The graph above is extracted from the presentation given during the UK government’s Covid-19 press conference on Wednesday 6 May.  It  shows the cumulative number of deaths per million population for a number of countries. 

The UK is doing badly on that measure, as it’s just below Spain. But it doesn’t appear to be doing very much worse than the US. Neither does the difference between Germany and the UK  seem fantastically dramatic. It appears that Japan and South Korea are doing quite badly as well.

However, the graph is using a logarithmic scale (or log scale), which is a way of displaying numerical data over a very wide range of values in a compact way—typically the largest numbers in the data are hundreds or even thousands of times larger than the smallest numbers.

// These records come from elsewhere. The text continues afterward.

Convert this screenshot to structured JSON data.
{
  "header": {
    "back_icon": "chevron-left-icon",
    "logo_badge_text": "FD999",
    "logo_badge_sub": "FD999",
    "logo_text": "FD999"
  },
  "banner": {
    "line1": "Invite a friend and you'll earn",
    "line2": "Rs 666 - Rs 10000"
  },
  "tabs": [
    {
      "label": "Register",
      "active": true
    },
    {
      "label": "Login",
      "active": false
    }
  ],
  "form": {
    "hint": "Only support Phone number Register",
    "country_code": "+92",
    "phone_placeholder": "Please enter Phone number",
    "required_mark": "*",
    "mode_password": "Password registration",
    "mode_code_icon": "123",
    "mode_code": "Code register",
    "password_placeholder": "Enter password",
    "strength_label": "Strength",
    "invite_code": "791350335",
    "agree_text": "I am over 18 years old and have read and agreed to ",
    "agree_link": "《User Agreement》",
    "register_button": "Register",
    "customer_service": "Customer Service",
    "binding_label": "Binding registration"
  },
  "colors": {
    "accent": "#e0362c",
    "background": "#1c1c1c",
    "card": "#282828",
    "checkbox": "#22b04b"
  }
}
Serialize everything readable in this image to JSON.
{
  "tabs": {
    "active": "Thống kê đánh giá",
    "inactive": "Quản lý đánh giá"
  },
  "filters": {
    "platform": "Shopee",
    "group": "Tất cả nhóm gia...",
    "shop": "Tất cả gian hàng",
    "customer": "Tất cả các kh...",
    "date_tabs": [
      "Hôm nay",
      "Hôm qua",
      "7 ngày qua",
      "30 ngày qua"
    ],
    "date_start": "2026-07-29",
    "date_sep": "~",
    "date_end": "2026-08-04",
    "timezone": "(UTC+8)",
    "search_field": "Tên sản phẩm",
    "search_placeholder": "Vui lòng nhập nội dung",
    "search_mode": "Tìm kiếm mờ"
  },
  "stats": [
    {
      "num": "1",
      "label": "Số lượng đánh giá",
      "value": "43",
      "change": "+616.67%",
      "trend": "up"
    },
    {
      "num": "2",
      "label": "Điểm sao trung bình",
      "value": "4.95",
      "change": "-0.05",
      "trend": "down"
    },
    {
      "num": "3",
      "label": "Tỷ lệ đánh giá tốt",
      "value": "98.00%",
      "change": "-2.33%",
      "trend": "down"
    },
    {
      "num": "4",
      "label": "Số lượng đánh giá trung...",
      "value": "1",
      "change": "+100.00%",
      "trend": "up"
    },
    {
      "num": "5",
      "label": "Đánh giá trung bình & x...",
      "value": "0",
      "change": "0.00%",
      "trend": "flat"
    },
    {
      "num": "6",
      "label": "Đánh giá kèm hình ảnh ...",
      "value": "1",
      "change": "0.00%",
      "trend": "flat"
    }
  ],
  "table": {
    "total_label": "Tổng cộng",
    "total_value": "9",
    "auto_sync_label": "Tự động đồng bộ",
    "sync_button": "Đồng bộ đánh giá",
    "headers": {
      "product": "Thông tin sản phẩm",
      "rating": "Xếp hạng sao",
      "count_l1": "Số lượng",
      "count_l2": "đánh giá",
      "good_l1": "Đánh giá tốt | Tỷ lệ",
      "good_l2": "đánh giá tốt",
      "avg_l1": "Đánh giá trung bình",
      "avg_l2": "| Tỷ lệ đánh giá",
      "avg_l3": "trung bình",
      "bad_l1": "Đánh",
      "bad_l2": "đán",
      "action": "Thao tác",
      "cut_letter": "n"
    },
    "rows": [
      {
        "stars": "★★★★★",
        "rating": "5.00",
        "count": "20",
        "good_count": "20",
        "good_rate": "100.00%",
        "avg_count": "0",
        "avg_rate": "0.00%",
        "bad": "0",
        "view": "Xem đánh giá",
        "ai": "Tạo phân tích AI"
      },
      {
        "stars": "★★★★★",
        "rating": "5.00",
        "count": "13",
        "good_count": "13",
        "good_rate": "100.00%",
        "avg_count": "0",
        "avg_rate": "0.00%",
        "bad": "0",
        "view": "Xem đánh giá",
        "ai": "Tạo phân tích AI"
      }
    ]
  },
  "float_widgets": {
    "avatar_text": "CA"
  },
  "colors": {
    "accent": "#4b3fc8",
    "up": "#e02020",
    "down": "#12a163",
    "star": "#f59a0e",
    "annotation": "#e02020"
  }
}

The numbers 10 and 100, and 100 and 1000 are equally spaced. 

If the graph is redrawn using a standard scale, things look dramatically different:

The UK is still the second worst, but look how the gap between the UK (red line) and the USA (brown dashes) has dramatically widened, as has the gap between the UK and Germany (amber line). The death rates in Korea (blue line) and Japan (hidden by Korea) appear to be virtually zero. They’re not of course, but they aren’t yet in double digits.

Using a log scale tells a completely different story, and can be highly misleading.  I wonder whether the original graphic was deliberately designed to be misleading?

Note: The government’s figures came from John Hopkins University and Public Health England (PHE).  Mine are from the European Centre for Disease Prevention and Control (ECDC), so they might be slightly different.

German Lockdown

This graph shows the value of R in Germany before they relaxed  their lockdown rules (the amber line) and after they were relaxed (the blue line). The red horizontal line represents an R value of one.  If R is higher than one the infection is still spreading exponentially. If it’s lower than one the spread is slowing and will eventually die out. The goal is keep the R value below one and to lower it as much as possible. 

The slight rise in the German COVID-19 R value on 27 April to just below one prompted news reporting  such as this in the British press:
“WAVE OF FEAR Germany faces having to bring BACK strict coronavirus lockdowns as cases surge just days after easing them”.
“Germany has seen a worrying rise in its coronavirus infection rate after becoming one of the first countries in Europe to start easing lockdown measures”

This sort of misleading, and frequently sensationalist, reporting is rife, ands gets repeated ad nauseam online, and particularly on social media. 

Unfortunately some people inform their decision making based on reading stories such as these, rather than relying on facts. 

For those who would like to know the source of my data, it’s taken from the website of the Robert Koch Institut (RKI) in Germany and is available in German and English:
The facts and figures on COVID-19 that the RKI publishes on a daily basis makes the UK’s efforts to do the same seem inadequate.

EDIT: I’ll be updating the graph on a regular basis. So far the R-value shows no sign of increasing